Singer Kelly Clarkson performs "My Country Tis of Thee."
The final vocal performance came from Beyonce. Taking the stage after the benediction from Rev. Luis Leon, Beyonce did her Beyonce thing, belting out a rendition of the national anthem that all future national anthems might just be measured against.
Back in the day ... Destiny's Child, from left, Kelly Rowland, Beyonce and Michelle Williams, at the 28th Annual American Music Awards on Jan. 8, 2001.
By Courtney Hazlett, NBC News
Destiny's Child fans have a new reason to say their name: the group, comprised of Beyonce, Kelly Rowland and Michelle Williams, is reuniting for the first time since splitting up in 2005. "We are so proud to announce the first original Destiny's Child music in eight years!" the group announced on their Facebook page Thursday.
On Jan. 29, they'll release "Love Songs," a collection comprised "mainly of romantic gems recorded between 1997 and 2004," according to their website. On the album will also be a brand new track, "Nuclear," the first new recording since 2004. Give it a listen below.
Now that there's music on the horizon, the next logical question is WHEN WILL THEY PERFORM. There's no official word yet, but the rumor du jour is that Beyonce's Super Bowl performance might be a great opportunity. According to Rolling Stone, Beyonce will open the show, then she'll be joined by Williams and Rowland to singe a Destiny's Child medley and their new song, then Beyonce would close the show.
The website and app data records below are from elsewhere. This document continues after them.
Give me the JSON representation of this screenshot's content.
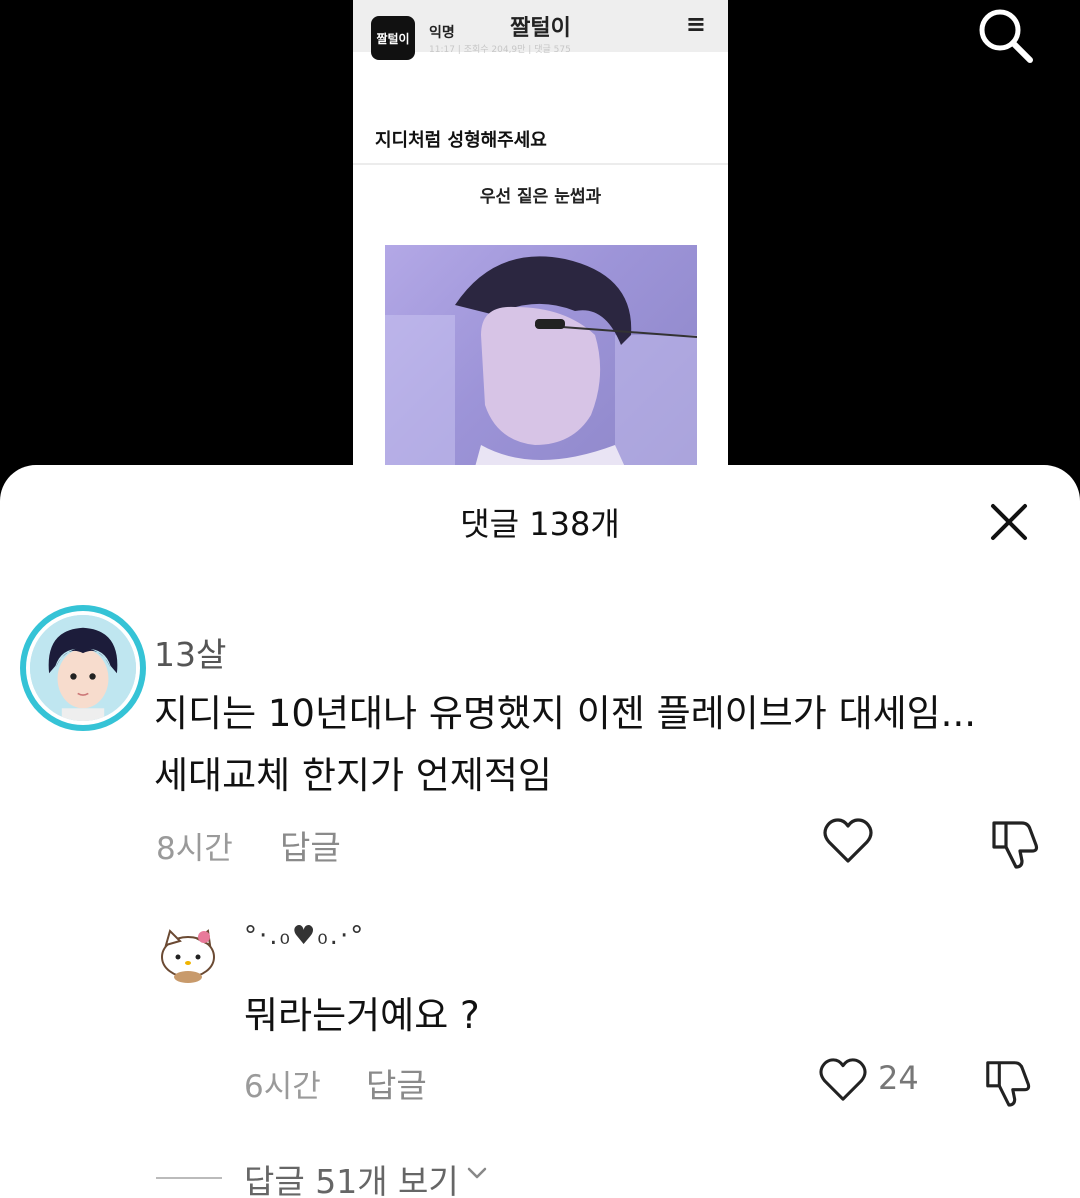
{
  "top": {
    "search_icon": "search-icon"
  },
  "post": {
    "app_name": "짤털이",
    "back_glyph": "‹",
    "menu_glyph": "≡",
    "logo_text": "짤털이",
    "author": "익명",
    "meta": "11:17 | 조회수 204,9만 | 댓글 575",
    "title": "지디처럼 성형해주세요",
    "caption": "우선 짙은 눈썹과"
  },
  "sheet": {
    "title": "댓글 138개",
    "close_icon": "close-icon"
  },
  "comments": [
    {
      "user": "13살",
      "text_line1": "지디는 10년대나 유명했지 이젠 플레이브가 대세임...",
      "text_line2": "세대교체 한지가 언제적임",
      "time": "8시간",
      "reply_label": "답글"
    },
    {
      "user": "°·.₀♥₀.·°",
      "text": "뭐라는거예요 ?",
      "time": "6시간",
      "reply_label": "답글",
      "like_count": "24"
    }
  ],
  "more_replies": {
    "label": "답글 51개 보기"
  },
  "colors": {
    "avatar_ring": "#35c3d6",
    "sheet_bg": "#ffffff",
    "backdrop": "#000000"
  }
}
Naturally, no one within the Destiny's Child camp has any comment on this. Stay tuned.